Thank you for your comments,

3. I usually don't trust USDA studies in their generalizations because they end up claiming that a statement like "C++ templates are bad" is true.

It is however more than true that the amount of CO2 and other gases vary not only according to metabolic needs, but also due to physiological processes taking part at the pulmonary alveoli level, where the actual respiration takes place, submitted to higher control from the bulbar respiratory centers etc. This results in a peculiar mixture of CO2 with the other gases that remains constant within a given state of the individual during the alveolar exchange.

Not to mention that CO2 is also "influenced" and "influences" the blood pH and the other blood gases into a twisted game of dependence, which can end up with lowering the breath rate, one of the effects of the so called CO2 narcosis, like it happens in certain pathological states.

In anycase, with the whole organism trying to compensate, there should be a pretty valid mean upon which to base a calculation, provided such a mean is averaged properly taking under consideration the several states we find each others into during the day. The CO2 i/o should follow the classical Gaussian distribution within out physiological everyday states.
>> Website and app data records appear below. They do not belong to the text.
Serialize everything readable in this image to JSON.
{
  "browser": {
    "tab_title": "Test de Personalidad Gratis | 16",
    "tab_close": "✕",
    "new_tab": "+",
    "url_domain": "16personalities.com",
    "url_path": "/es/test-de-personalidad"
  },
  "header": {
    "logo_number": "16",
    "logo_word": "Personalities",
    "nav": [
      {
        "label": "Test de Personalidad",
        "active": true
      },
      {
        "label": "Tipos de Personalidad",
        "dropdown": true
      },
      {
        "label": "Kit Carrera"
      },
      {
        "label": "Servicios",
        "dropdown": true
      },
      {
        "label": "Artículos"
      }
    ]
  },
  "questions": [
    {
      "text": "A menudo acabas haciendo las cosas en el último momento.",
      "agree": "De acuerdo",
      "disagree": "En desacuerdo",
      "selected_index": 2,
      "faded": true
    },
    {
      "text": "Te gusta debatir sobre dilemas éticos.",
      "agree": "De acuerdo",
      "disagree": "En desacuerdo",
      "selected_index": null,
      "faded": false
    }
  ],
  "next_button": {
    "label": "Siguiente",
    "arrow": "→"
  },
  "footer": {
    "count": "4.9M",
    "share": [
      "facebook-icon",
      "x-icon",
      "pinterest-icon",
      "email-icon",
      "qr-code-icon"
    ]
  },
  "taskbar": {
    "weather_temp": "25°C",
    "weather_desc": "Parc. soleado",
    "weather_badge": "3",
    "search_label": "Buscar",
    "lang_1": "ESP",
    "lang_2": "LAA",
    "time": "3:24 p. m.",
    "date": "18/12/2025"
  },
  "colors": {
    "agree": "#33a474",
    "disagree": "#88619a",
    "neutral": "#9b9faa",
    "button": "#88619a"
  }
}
Breath analysis (and not just for measuring exhaled body mass) is an extremely valid tool and quite a good programming challenge given the problem and the hardware you are dealing with. Since you show a genuine interest for these things, I lurked through the material freely available as well in order to post back a useful resource.

Here is an interesting link which treats the problem of the different gases exhaled:

Cao & Duan, 2006: Breath Analysis: Potential for Clinical Diagnosis and Exposure Assessment - Clinical Chemistry 52: 800-811, 2006

Another free resource about the control of the respiratory rate can be given by the NIH bookshelf through this link:

http://www.ncbi.nlm.nih.gov/bookshelf/picrender.fcgi?book=cm&&partid=365&blobtype=pdf

I think that your calculation of the exhaled CO2 should be as accurate as logic allows given the input data given. It also shows the logic of C++ programmers over the pythonistas.

Thanks for your reply as well.

4. Oops, pressed the submit before linking to the Cao article here: Breath Analysis

:)